Search the data for "JSON" and copy every matching line.

---------- Listed entries

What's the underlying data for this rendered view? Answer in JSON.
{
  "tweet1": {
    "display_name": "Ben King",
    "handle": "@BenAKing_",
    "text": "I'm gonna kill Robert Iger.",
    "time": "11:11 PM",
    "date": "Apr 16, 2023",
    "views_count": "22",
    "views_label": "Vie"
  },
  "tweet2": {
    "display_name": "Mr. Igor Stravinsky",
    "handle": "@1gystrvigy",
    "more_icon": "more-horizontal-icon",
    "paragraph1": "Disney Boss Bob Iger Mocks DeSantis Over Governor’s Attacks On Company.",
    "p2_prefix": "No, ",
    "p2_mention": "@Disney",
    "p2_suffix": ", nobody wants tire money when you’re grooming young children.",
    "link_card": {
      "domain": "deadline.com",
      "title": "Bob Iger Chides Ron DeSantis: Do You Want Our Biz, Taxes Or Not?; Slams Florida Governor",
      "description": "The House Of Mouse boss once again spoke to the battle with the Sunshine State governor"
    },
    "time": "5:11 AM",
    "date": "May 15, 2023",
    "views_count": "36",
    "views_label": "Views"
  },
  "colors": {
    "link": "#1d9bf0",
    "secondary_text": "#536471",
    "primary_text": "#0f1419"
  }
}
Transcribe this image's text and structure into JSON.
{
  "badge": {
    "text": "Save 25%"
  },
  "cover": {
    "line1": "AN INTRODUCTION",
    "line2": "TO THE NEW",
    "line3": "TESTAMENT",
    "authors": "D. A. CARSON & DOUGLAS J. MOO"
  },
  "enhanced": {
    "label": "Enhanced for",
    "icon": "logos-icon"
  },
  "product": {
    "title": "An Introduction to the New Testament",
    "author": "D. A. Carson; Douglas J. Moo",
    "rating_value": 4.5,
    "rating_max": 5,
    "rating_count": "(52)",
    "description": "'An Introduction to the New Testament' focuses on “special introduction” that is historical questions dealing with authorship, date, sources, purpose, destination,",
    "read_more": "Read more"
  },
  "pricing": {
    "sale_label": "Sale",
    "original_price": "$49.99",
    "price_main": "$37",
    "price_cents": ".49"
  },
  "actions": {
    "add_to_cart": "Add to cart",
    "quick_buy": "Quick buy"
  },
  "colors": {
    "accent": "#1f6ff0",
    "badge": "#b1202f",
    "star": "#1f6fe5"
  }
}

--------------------

• Reply to the task:
What's the underlying data for this rendered view? Answer in JSON.
Transcribe this image's text and structure into JSON.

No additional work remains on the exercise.